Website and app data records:
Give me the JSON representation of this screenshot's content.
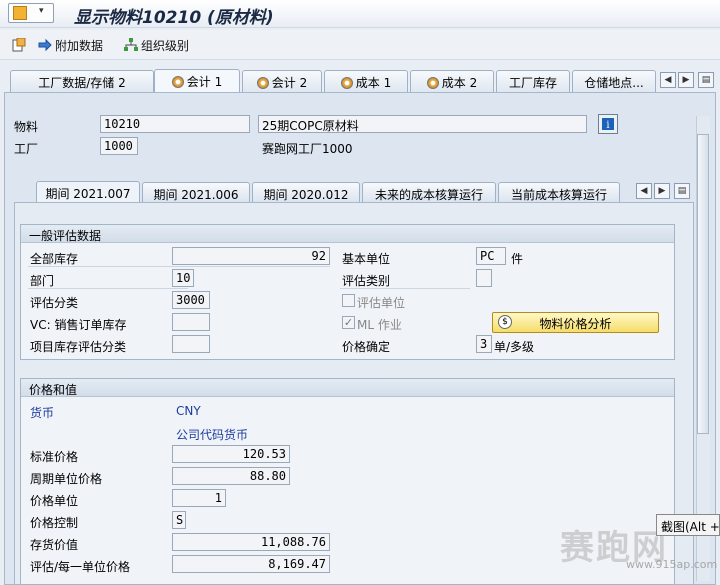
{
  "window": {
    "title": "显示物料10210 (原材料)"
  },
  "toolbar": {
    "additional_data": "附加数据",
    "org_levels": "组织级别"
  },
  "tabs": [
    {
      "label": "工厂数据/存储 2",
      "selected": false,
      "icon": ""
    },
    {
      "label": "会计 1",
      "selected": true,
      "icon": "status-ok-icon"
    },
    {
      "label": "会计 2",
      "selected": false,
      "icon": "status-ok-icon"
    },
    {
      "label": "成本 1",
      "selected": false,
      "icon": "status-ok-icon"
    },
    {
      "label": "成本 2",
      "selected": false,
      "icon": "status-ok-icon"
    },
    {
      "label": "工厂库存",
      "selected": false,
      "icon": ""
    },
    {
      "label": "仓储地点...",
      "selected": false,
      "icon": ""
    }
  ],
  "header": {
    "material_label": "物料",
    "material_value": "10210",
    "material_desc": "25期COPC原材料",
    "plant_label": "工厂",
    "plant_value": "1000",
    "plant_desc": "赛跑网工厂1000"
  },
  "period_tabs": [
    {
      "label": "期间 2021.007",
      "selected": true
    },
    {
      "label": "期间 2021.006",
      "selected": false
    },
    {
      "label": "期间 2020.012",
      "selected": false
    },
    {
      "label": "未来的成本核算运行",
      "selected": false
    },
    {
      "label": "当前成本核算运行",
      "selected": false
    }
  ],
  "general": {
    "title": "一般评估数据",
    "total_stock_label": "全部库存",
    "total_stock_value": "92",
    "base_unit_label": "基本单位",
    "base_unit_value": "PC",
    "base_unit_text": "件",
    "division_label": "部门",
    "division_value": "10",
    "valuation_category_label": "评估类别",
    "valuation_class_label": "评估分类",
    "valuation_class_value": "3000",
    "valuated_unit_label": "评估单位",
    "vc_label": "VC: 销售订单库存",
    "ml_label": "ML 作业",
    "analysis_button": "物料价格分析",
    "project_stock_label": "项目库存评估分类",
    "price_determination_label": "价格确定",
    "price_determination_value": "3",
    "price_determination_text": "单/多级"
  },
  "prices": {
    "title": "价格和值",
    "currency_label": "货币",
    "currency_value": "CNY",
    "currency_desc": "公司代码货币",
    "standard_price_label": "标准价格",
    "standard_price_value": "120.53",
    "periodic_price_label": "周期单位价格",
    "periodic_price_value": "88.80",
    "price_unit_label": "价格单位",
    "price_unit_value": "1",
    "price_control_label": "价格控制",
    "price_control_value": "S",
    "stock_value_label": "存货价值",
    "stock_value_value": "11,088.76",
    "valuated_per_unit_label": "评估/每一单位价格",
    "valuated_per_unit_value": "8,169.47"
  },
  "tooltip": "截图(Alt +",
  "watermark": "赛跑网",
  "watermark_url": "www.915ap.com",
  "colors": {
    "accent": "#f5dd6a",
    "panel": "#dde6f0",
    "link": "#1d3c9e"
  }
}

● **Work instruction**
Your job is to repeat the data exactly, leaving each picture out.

● **Solution to this problem**
Give me the JSON representation of this screenshot's content.
{
  "window": {
    "title": "显示物料10210 (原材料)"
  },
  "toolbar": {
    "additional_data": "附加数据",
    "org_levels": "组织级别"
  },
  "tabs": [
    {
      "label": "工厂数据/存储 2",
      "selected": false,
      "icon": ""
    },
    {
      "label": "会计 1",
      "selected": true,
      "icon": "status-ok-icon"
    },
    {
      "label": "会计 2",
      "selected": false,
      "icon": "status-ok-icon"
    },
    {
      "label": "成本 1",
      "selected": false,
      "icon": "status-ok-icon"
    },
    {
      "label": "成本 2",
      "selected": false,
      "icon": "status-ok-icon"
    },
    {
      "label": "工厂库存",
      "selected": false,
      "icon": ""
    },
    {
      "label": "仓储地点...",
      "selected": false,
      "icon": ""
    }
  ],
  "header": {
    "material_label": "物料",
    "material_value": "10210",
    "material_desc": "25期COPC原材料",
    "plant_label": "工厂",
    "plant_value": "1000",
    "plant_desc": "赛跑网工厂1000"
  },
  "period_tabs": [
    {
      "label": "期间 2021.007",
      "selected": true
    },
    {
      "label": "期间 2021.006",
      "selected": false
    },
    {
      "label": "期间 2020.012",
      "selected": false
    },
    {
      "label": "未来的成本核算运行",
      "selected": false
    },
    {
      "label": "当前成本核算运行",
      "selected": false
    }
  ],
  "general": {
    "title": "一般评估数据",
    "total_stock_label": "全部库存",
    "total_stock_value": "92",
    "base_unit_label": "基本单位",
    "base_unit_value": "PC",
    "base_unit_text": "件",
    "division_label": "部门",
    "division_value": "10",
    "valuation_category_label": "评估类别",
    "valuation_class_label": "评估分类",
    "valuation_class_value": "3000",
    "valuated_unit_label": "评估单位",
    "vc_label": "VC: 销售订单库存",
    "ml_label": "ML 作业",
    "analysis_button": "物料价格分析",
    "project_stock_label": "项目库存评估分类",
    "price_determination_label": "价格确定",
    "price_determination_value": "3",
    "price_determination_text": "单/多级"
  },
  "prices": {
    "title": "价格和值",
    "currency_label": "货币",
    "currency_value": "CNY",
    "currency_desc": "公司代码货币",
    "standard_price_label": "标准价格",
    "standard_price_value": "120.53",
    "periodic_price_label": "周期单位价格",
    "periodic_price_value": "88.80",
    "price_unit_label": "价格单位",
    "price_unit_value": "1",
    "price_control_label": "价格控制",
    "price_control_value": "S",
    "stock_value_label": "存货价值",
    "stock_value_value": "11,088.76",
    "valuated_per_unit_label": "评估/每一单位价格",
    "valuated_per_unit_value": "8,169.47"
  },
  "tooltip": "截图(Alt +",
  "watermark": "赛跑网",
  "watermark_url": "www.915ap.com",
  "colors": {
    "accent": "#f5dd6a",
    "panel": "#dde6f0",
    "link": "#1d3c9e"
  }
}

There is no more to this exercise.